How to curate content for your business

Over the past few years, content marketing has emerged as one of the most effective strategies for establishing a business as an expert within a specific sector, engaging and winning the trust of customers, and building credibility by dispensing relevant and useful industry knowledge. Data from the Content Marketing Institute states that in 2014, 93% of B2B marketers and 90% of B2C marketers were using content marketing as part of their overall marketing strategy and with content marketing spending set to rise over 2015, we can expect this trend to continue.

2014 data from Curata Research showed that curated content should account for a quarter of the content marketing your business produces. The skill of selecting highly relevant and targeted content from other sources, organising it and presenting it to your audience is highly valuable.
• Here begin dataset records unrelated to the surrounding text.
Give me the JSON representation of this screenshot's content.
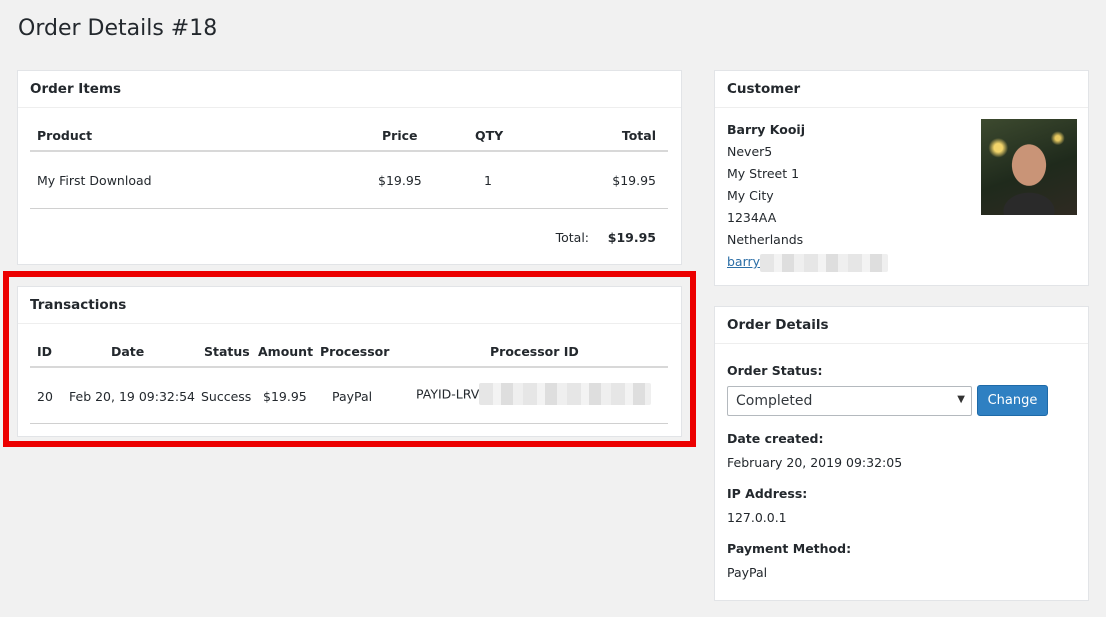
{
  "page": {
    "title": "Order Details #18"
  },
  "order_items": {
    "header": "Order Items",
    "columns": [
      "Product",
      "Price",
      "QTY",
      "Total"
    ],
    "rows": [
      {
        "product": "My First Download",
        "price": "$19.95",
        "qty": "1",
        "total": "$19.95"
      }
    ],
    "total_label": "Total:",
    "total_value": "$19.95"
  },
  "transactions": {
    "header": "Transactions",
    "columns": [
      "ID",
      "Date",
      "Status",
      "Amount",
      "Processor",
      "Processor ID"
    ],
    "rows": [
      {
        "id": "20",
        "date": "Feb 20, 19 09:32:54",
        "status": "Success",
        "amount": "$19.95",
        "processor": "PayPal",
        "processor_id": "PAYID-LRV"
      }
    ],
    "highlight_color": "#ec0000"
  },
  "customer": {
    "header": "Customer",
    "name": "Barry Kooij",
    "company": "Never5",
    "street": "My Street 1",
    "city": "My City",
    "postcode": "1234AA",
    "country": "Netherlands",
    "email": "barry"
  },
  "order_details": {
    "header": "Order Details",
    "status_label": "Order Status:",
    "status_value": "Completed",
    "change_label": "Change",
    "date_label": "Date created:",
    "date_value": "February 20, 2019 09:32:05",
    "ip_label": "IP Address:",
    "ip_value": "127.0.0.1",
    "payment_label": "Payment Method:",
    "payment_value": "PayPal"
  },
  "colors": {
    "accent": "#2f80c2",
    "link": "#2b6ea6",
    "background": "#f1f1f1"
  }
}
You are finding and putting together the pieces of a jigsaw so that your audience can see the whole picture, presenting your business as a thought leader in your industry.
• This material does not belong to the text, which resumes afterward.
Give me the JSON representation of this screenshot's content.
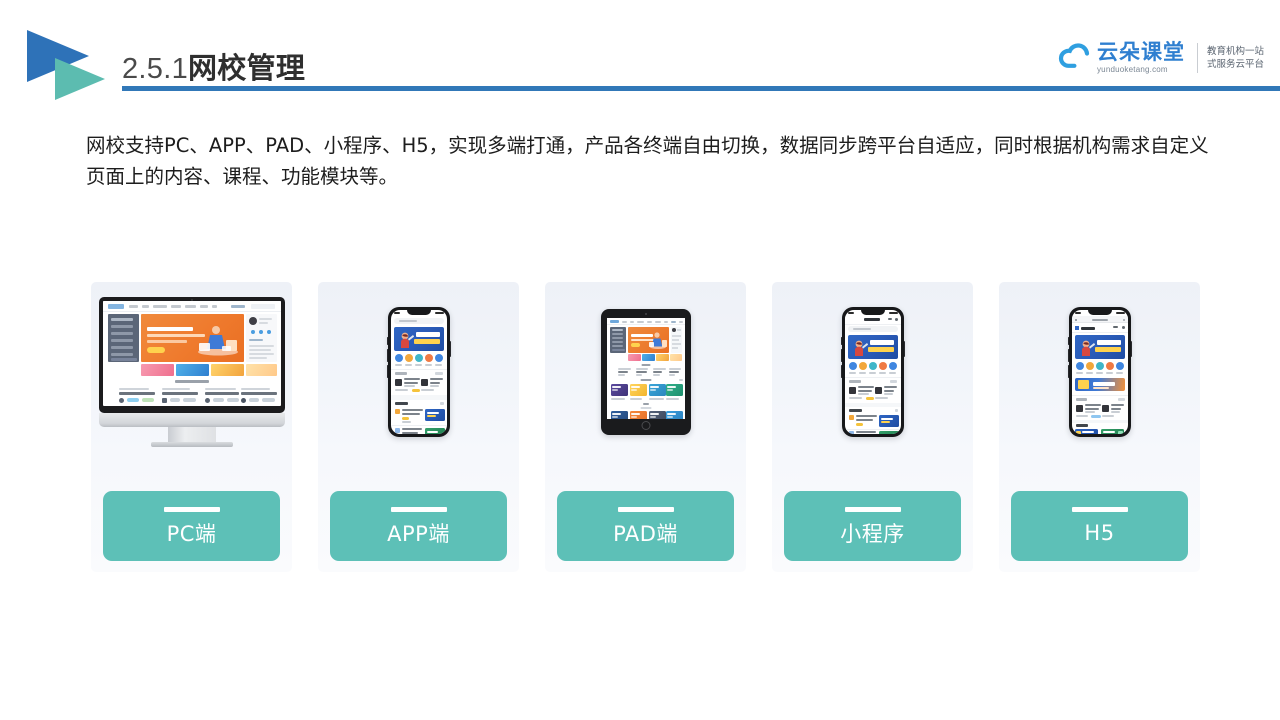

Curated content is not a replacement for creating content. But in terms of assisting content strategists with two of their top editorial pressures – lack of time and producing enough content – it can form an invaluable part of your overall marketing plan.

Sourcing content
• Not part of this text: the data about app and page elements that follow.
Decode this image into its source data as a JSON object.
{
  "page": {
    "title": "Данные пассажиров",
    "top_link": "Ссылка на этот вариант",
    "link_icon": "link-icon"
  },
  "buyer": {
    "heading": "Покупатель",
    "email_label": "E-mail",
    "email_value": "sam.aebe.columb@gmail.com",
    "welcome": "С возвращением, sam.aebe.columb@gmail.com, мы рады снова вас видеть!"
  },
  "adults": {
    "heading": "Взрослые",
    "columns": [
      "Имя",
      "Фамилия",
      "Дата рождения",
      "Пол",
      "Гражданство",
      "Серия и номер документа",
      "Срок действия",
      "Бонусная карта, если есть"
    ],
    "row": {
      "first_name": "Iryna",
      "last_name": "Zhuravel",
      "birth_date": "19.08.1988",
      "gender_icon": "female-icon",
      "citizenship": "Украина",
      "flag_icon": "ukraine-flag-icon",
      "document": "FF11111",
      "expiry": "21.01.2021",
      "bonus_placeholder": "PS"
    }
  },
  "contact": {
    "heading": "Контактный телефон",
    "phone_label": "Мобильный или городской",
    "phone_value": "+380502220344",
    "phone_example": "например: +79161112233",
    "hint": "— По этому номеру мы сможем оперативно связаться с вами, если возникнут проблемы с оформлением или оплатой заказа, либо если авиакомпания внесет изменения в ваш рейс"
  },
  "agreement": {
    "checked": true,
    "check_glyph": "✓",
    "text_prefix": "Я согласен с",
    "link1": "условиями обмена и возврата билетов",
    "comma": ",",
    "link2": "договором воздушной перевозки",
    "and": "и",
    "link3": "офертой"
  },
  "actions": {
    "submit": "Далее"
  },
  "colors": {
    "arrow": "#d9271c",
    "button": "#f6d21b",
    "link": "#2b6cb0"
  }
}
There are many useful tools out there to help businesses locate excellent, relevant content. Some of the most popular include Scoop.it, Learnist, Curata and Spundge. However, there is an area much closer to home that can prove invaluable for your content curation: Your customers.

Content curation masters such as Amazon and Tripadvisor are perfect examples of how users can provide convincing and effective marketing content. Both these curation giants organise and provide context to users’ content, delivering it according to customer need and taking into account their history. Both use customer reviews and ratings as well as integrating information from the seller to fully engage and inform their respective communities.

Utilise your customers and prospects by asking them to contribute to your content, reading the comments on your popular current content or reviews and analysing them for the key information in which your target audience is interested. Pull out the relevant details, organise and deliver.

Other sources businesses might potentially turn to could include speaking to experts on your particular topic – why not organise a panel discussion focusing on one specific question? Targeted focus groups and market research teams can provide excellent sources for curated content too.

How to avoid running low on content

The aforementioned data from the Content Marketing Institute discovered that marketers with a documented content marketing strategy rated themselves as more effective in every area of content marketing when compared with those that did not have a strategy. Define the role of content marketing with clear objectives, deliverables and markers to measure success. Ensure you have a specific team or dedicated staff members to put this strategy into effect and stick to a clear schedule, regularly and reliably updating and publishing content.

Striking the balance between content creation and curation can be hard to master but involving your audience and giving your strategy a clear, defined plan will ultimately boost your reputation as an industry influencer. And in 2015, a business’s online reputation and presence is everything.